Monitor your Social media Pages and Public Waste Bins

It is vital for you to monitor your social media pages, particularly your Twitter account, and other public waste bins, including Pastebin.com for conversations, surges, and threats that may indicate a possible inbound attack. You should consider using third-party DDoS testing, to imitate possible DDoS assaults against your IT infrastructure. This way your incident responder or IRT can be prepared to tackle any level of assault.

Consult a Cybersecurity Expert

You need to consult a cybersecurity expert, particularly one that specializes in DDoS attacks. For large attacks, the ability to get your business back online may depend on a Cybersecurity expert. When you consult a cybersecurity expert, particularly a Certified Ethical Hacker, they test a wide range of assaults and not only those with which you are acquainted.

Create an Effective Incident Response Plan

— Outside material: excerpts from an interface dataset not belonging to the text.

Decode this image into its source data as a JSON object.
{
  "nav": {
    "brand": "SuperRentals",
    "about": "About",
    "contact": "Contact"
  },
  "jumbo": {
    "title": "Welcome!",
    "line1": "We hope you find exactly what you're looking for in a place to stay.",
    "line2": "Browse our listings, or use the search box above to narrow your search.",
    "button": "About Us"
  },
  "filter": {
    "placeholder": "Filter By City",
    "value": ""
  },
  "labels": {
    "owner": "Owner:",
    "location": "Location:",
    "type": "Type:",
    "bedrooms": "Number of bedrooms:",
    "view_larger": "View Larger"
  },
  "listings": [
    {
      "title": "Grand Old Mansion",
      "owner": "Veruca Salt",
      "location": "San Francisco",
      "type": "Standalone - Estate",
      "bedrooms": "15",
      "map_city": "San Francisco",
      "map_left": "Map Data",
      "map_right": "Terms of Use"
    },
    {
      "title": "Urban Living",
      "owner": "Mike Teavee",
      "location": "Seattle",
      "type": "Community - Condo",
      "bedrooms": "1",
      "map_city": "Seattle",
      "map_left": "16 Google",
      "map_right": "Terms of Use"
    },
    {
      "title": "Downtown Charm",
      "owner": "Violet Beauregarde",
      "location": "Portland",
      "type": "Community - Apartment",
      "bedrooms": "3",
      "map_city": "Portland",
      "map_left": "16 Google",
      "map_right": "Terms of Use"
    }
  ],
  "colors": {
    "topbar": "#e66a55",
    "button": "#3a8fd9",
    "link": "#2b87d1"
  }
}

You can prepare for uncertain attacks by creating a practical incident response (IR) plan. You need something like a DDoS attack playbook that thoroughly records every phase of a pre-planned incident response so that every attack can be easily detected and immediately responded to. Plan for what to do and who would handle the incidence response in case of an attack. That is, have a designated group of people such as an incidence response team (IRT) to reduce the effect of the assault. Ensure you update your plan every time you perform a dry run.
A vital part of your incidence response plan is to have a plan for how to communicate you’re the attack to your consumers. Since these attacks can last for up to 24 hours, having a good communication plan would minimize the cost to your business. When you are prepared for an attack, including having an updated incident response plan, this will boost the trust of your customers.

Managing DoS and DDoS attacks

Only a few attacks are as concerning for organizations as DoS and DDoS attacks. Not only do you have to deal with stolen data, but even a day worth of downtime can be costly for you to handle. You can always use a Vulnerability Assessment and Penetration Testing (VAPT) to detect unusual traffic that hints at a potential threat.
Another effective alternative is to familiarize yourself with everything there is to know about these types of attacks. This can go a long way in preventing and mitigating further attacks. What better way to gain ample knowledge about DDoS, DoS, and other related attacks than to become a Certified Ethical Hacker (CEH)

How to Get the CEH (Master) Credential

C|EH Master is the next progression for the world-recognized Certified Ethical Hacker credential and a logical ‘next step’ for those holding the prestigious certification. Earning the C|EH Master designation is your way of learning, understanding, and putting your knowledge about Ethical Hacking to work.

EC-Council will award the C|EH (Master) certification to you if you clear the C|EH certification and the C|EH (Practical) credential. Ready to become a Certified Ethical Hacker? Click here to complete the C|EH (Practical) exam.

"*" indicates required fields

Share this Article
You may also like
Recent Articles
Become a
Certified Ethical Hacker (C|EH)

"*" indicates required fields